Part Agreement To Accommodate Return

There is a reasonable limit to the extent that an employer must go to meet your needs. But there is also no “one-size-fits all” test for unreasonable hardness. If the employer and the union cannot agree on how to solve a housing problem, the employer must pay for the accommodation in spite of the collective agreement, unless it leads to unreasonable difficulties. If the union opposes accommodation or does not participate in accommodation, the union may be named as a defendant in a human rights complaint. The worker looking for housing is required to disclose to the employer the general nature of his or her disability and possible restrictions. This information allows the employer to properly house the employee. The worker must provide sufficient information on the restrictions, but a real diagnosis is not always necessary and should be avoided as much as possible. Special needs in the prenatal and postnatal periods, including breastfeeding, may be available in a variety of options, including: In some cases, the need for accommodation is obvious and there is no need for special documentation. For example, people who use wheelchairs will have difficulty entering buildings that have steps, and pregnant employees often need more bathing breaks. Even if documentation is required, this does not justify a “fishing expedition.” For example, a request to adapt computer equipment related to vision reduction would generally not warrant a review of the accommodation applicant`s complete medical record.

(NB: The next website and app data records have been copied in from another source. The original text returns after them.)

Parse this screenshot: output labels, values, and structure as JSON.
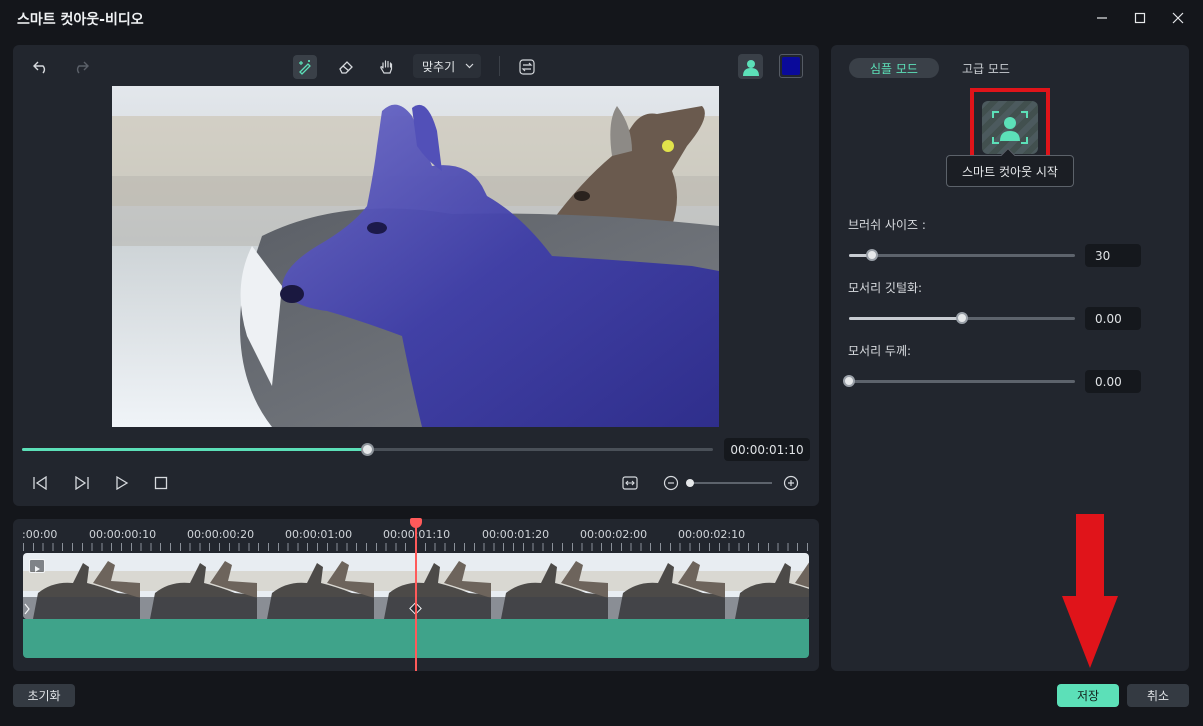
{
  "window": {
    "title": "스마트 컷아웃-비디오"
  },
  "toolbar": {
    "fit_label": "맞추기",
    "overlay_color": "#0a0a9a",
    "accent": "#5ce0b8"
  },
  "player": {
    "timecode": "00:00:01:10",
    "progress": 0.5
  },
  "timeline": {
    "ruler_labels": [
      ":00:00",
      "00:00:00:10",
      "00:00:00:20",
      "00:00:01:00",
      "00:00:01:10",
      "00:00:01:20",
      "00:00:02:00",
      "00:00:02:10"
    ],
    "playhead_color": "#ff5a5a",
    "track_color": "#3fa38a"
  },
  "panel": {
    "tabs": {
      "simple": "심플 모드",
      "advanced": "고급 모드"
    },
    "start_tooltip": "스마트 컷아웃 시작",
    "brush": {
      "label": "브러쉬 사이즈 :",
      "value": "30",
      "level": 0.1
    },
    "feather": {
      "label": "모서리 깃털화:",
      "value": "0.00",
      "level": 0.5
    },
    "thickness": {
      "label": "모서리 두께:",
      "value": "0.00",
      "level": 0.0
    }
  },
  "footer": {
    "reset_label": "초기화",
    "save_label": "저장",
    "cancel_label": "취소"
  },
  "annotations": {
    "highlight_color": "#e0141a"
  }
}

A prudent approach to document collection protects the privacy of the accommodation applicant and protects the hosting provider from potential claims. All parties must make good will in the search and donation of information. The right to complacency and the duties of the employer and the union are now enshrined in the statutes and case law. The applicable principles are detailed in the Commission`s guidelines and guidelines on disability and accommodation and are summarized here. Housing The AHR Act recognizes that all persons are equal in dignity, rights and duties, regardless of race, religious beliefs, skin colour, sex, physical disability, mental disability, age, ancestry, place of origin, marital status, source of income, marital status or sexual orientation.